* _Exercise instructions_:
Below are records to be output exactly, every one of them.

* _Data extracts_:
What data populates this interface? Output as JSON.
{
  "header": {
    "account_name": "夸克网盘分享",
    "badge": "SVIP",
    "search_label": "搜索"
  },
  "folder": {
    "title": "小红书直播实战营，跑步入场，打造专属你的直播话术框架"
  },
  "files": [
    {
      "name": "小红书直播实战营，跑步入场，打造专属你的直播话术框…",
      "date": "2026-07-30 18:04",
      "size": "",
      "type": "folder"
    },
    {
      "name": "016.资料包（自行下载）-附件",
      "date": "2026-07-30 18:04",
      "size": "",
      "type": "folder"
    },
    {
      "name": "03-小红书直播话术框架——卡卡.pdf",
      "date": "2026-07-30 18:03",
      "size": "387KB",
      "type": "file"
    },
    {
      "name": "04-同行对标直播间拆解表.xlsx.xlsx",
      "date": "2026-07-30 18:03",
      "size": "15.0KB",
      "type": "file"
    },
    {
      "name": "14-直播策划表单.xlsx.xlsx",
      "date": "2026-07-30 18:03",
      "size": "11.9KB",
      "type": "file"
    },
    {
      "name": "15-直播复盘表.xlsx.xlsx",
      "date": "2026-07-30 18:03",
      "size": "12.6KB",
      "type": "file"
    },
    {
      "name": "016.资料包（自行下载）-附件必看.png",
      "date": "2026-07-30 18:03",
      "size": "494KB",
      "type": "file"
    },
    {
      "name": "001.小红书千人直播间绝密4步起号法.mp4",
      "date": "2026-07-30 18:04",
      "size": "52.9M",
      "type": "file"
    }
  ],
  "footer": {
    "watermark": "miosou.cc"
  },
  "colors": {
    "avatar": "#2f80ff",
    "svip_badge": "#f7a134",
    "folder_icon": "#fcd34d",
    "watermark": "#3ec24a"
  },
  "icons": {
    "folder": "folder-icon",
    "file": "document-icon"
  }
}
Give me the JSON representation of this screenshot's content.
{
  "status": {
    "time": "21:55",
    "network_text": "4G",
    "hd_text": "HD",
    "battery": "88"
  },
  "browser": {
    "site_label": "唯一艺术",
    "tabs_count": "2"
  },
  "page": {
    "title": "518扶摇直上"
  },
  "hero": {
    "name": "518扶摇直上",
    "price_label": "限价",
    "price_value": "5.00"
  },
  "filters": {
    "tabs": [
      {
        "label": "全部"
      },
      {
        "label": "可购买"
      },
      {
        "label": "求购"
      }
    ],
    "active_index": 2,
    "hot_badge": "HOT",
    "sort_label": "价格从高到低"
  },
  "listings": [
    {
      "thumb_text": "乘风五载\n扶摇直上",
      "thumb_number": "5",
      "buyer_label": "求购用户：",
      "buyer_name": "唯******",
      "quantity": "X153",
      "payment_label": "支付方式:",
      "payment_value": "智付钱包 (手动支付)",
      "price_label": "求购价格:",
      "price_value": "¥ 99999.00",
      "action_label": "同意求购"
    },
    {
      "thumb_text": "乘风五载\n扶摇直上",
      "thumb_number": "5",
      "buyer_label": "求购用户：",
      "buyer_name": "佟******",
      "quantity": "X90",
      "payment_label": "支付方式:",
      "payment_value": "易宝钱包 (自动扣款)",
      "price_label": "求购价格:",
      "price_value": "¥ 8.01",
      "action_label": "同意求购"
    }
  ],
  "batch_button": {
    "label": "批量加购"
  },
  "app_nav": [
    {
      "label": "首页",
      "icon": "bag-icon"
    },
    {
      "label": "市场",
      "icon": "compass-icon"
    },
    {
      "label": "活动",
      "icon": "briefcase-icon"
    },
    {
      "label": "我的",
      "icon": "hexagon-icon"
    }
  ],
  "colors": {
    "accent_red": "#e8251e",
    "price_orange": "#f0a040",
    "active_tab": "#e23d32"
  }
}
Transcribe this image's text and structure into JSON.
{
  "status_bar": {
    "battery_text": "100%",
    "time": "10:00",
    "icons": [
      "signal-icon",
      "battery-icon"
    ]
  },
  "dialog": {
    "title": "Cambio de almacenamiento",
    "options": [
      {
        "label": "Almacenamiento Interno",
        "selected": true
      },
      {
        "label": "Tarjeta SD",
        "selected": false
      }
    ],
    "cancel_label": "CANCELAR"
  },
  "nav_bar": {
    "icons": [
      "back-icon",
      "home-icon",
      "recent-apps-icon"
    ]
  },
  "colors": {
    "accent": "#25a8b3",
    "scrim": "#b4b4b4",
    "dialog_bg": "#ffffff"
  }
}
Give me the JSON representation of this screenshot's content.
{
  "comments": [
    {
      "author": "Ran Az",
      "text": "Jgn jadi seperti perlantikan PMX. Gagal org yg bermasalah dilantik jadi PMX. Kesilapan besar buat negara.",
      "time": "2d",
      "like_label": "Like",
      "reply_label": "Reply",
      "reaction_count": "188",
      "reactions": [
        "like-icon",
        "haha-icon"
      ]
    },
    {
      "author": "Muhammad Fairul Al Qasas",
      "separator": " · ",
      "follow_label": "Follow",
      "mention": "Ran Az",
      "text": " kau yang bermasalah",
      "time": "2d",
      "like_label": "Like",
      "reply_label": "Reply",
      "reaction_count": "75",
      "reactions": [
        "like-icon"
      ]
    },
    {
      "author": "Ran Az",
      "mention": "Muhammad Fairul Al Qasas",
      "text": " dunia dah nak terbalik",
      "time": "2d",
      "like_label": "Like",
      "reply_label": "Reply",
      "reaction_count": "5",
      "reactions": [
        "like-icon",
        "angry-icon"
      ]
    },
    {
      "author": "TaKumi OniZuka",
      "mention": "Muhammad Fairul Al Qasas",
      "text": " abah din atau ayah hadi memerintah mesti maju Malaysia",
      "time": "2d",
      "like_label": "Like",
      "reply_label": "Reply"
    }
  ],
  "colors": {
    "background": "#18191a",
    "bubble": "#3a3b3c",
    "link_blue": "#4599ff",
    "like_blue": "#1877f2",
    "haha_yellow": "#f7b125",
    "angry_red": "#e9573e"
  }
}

* _Final answer_:
What data populates this interface? Output as JSON.
{
  "header": {
    "account_name": "夸克网盘分享",
    "badge": "SVIP",
    "search_label": "搜索"
  },
  "folder": {
    "title": "小红书直播实战营，跑步入场，打造专属你的直播话术框架"
  },
  "files": [
    {
      "name": "小红书直播实战营，跑步入场，打造专属你的直播话术框…",
      "date": "2026-07-30 18:04",
      "size": "",
      "type": "folder"
    },
    {
      "name": "016.资料包（自行下载）-附件",
      "date": "2026-07-30 18:04",
      "size": "",
      "type": "folder"
    },
    {
      "name": "03-小红书直播话术框架——卡卡.pdf",
      "date": "2026-07-30 18:03",
      "size": "387KB",
      "type": "file"
    },
    {
      "name": "04-同行对标直播间拆解表.xlsx.xlsx",
      "date": "2026-07-30 18:03",
      "size": "15.0KB",
      "type": "file"
    },
    {
      "name": "14-直播策划表单.xlsx.xlsx",
      "date": "2026-07-30 18:03",
      "size": "11.9KB",
      "type": "file"
    },
    {
      "name": "15-直播复盘表.xlsx.xlsx",
      "date": "2026-07-30 18:03",
      "size": "12.6KB",
      "type": "file"
    },
    {
      "name": "016.资料包（自行下载）-附件必看.png",
      "date": "2026-07-30 18:03",
      "size": "494KB",
      "type": "file"
    },
    {
      "name": "001.小红书千人直播间绝密4步起号法.mp4",
      "date": "2026-07-30 18:04",
      "size": "52.9M",
      "type": "file"
    }
  ],
  "footer": {
    "watermark": "miosou.cc"
  },
  "colors": {
    "avatar": "#2f80ff",
    "svip_badge": "#f7a134",
    "folder_icon": "#fcd34d",
    "watermark": "#3ec24a"
  },
  "icons": {
    "folder": "folder-icon",
    "file": "document-icon"
  }
}
Give me the JSON representation of this screenshot's content.
{
  "status": {
    "time": "21:55",
    "network_text": "4G",
    "hd_text": "HD",
    "battery": "88"
  },
  "browser": {
    "site_label": "唯一艺术",
    "tabs_count": "2"
  },
  "page": {
    "title": "518扶摇直上"
  },
  "hero": {
    "name": "518扶摇直上",
    "price_label": "限价",
    "price_value": "5.00"
  },
  "filters": {
    "tabs": [
      {
        "label": "全部"
      },
      {
        "label": "可购买"
      },
      {
        "label": "求购"
      }
    ],
    "active_index": 2,
    "hot_badge": "HOT",
    "sort_label": "价格从高到低"
  },
  "listings": [
    {
      "thumb_text": "乘风五载\n扶摇直上",
      "thumb_number": "5",
      "buyer_label": "求购用户：",
      "buyer_name": "唯******",
      "quantity": "X153",
      "payment_label": "支付方式:",
      "payment_value": "智付钱包 (手动支付)",
      "price_label": "求购价格:",
      "price_value": "¥ 99999.00",
      "action_label": "同意求购"
    },
    {
      "thumb_text": "乘风五载\n扶摇直上",
      "thumb_number": "5",
      "buyer_label": "求购用户：",
      "buyer_name": "佟******",
      "quantity": "X90",
      "payment_label": "支付方式:",
      "payment_value": "易宝钱包 (自动扣款)",
      "price_label": "求购价格:",
      "price_value": "¥ 8.01",
      "action_label": "同意求购"
    }
  ],
  "batch_button": {
    "label": "批量加购"
  },
  "app_nav": [
    {
      "label": "首页",
      "icon": "bag-icon"
    },
    {
      "label": "市场",
      "icon": "compass-icon"
    },
    {
      "label": "活动",
      "icon": "briefcase-icon"
    },
    {
      "label": "我的",
      "icon": "hexagon-icon"
    }
  ],
  "colors": {
    "accent_red": "#e8251e",
    "price_orange": "#f0a040",
    "active_tab": "#e23d32"
  }
}
Transcribe this image's text and structure into JSON.
{
  "status_bar": {
    "battery_text": "100%",
    "time": "10:00",
    "icons": [
      "signal-icon",
      "battery-icon"
    ]
  },
  "dialog": {
    "title": "Cambio de almacenamiento",
    "options": [
      {
        "label": "Almacenamiento Interno",
        "selected": true
      },
      {
        "label": "Tarjeta SD",
        "selected": false
      }
    ],
    "cancel_label": "CANCELAR"
  },
  "nav_bar": {
    "icons": [
      "back-icon",
      "home-icon",
      "recent-apps-icon"
    ]
  },
  "colors": {
    "accent": "#25a8b3",
    "scrim": "#b4b4b4",
    "dialog_bg": "#ffffff"
  }
}
Give me the JSON representation of this screenshot's content.
{
  "comments": [
    {
      "author": "Ran Az",
      "text": "Jgn jadi seperti perlantikan PMX. Gagal org yg bermasalah dilantik jadi PMX. Kesilapan besar buat negara.",
      "time": "2d",
      "like_label": "Like",
      "reply_label": "Reply",
      "reaction_count": "188",
      "reactions": [
        "like-icon",
        "haha-icon"
      ]
    },
    {
      "author": "Muhammad Fairul Al Qasas",
      "separator": " · ",
      "follow_label": "Follow",
      "mention": "Ran Az",
      "text": " kau yang bermasalah",
      "time": "2d",
      "like_label": "Like",
      "reply_label": "Reply",
      "reaction_count": "75",
      "reactions": [
        "like-icon"
      ]
    },
    {
      "author": "Ran Az",
      "mention": "Muhammad Fairul Al Qasas",
      "text": " dunia dah nak terbalik",
      "time": "2d",
      "like_label": "Like",
      "reply_label": "Reply",
      "reaction_count": "5",
      "reactions": [
        "like-icon",
        "angry-icon"
      ]
    },
    {
      "author": "TaKumi OniZuka",
      "mention": "Muhammad Fairul Al Qasas",
      "text": " abah din atau ayah hadi memerintah mesti maju Malaysia",
      "time": "2d",
      "like_label": "Like",
      "reply_label": "Reply"
    }
  ],
  "colors": {
    "background": "#18191a",
    "bubble": "#3a3b3c",
    "link_blue": "#4599ff",
    "like_blue": "#1877f2",
    "haha_yellow": "#f7b125",
    "angry_red": "#e9573e"
  }
}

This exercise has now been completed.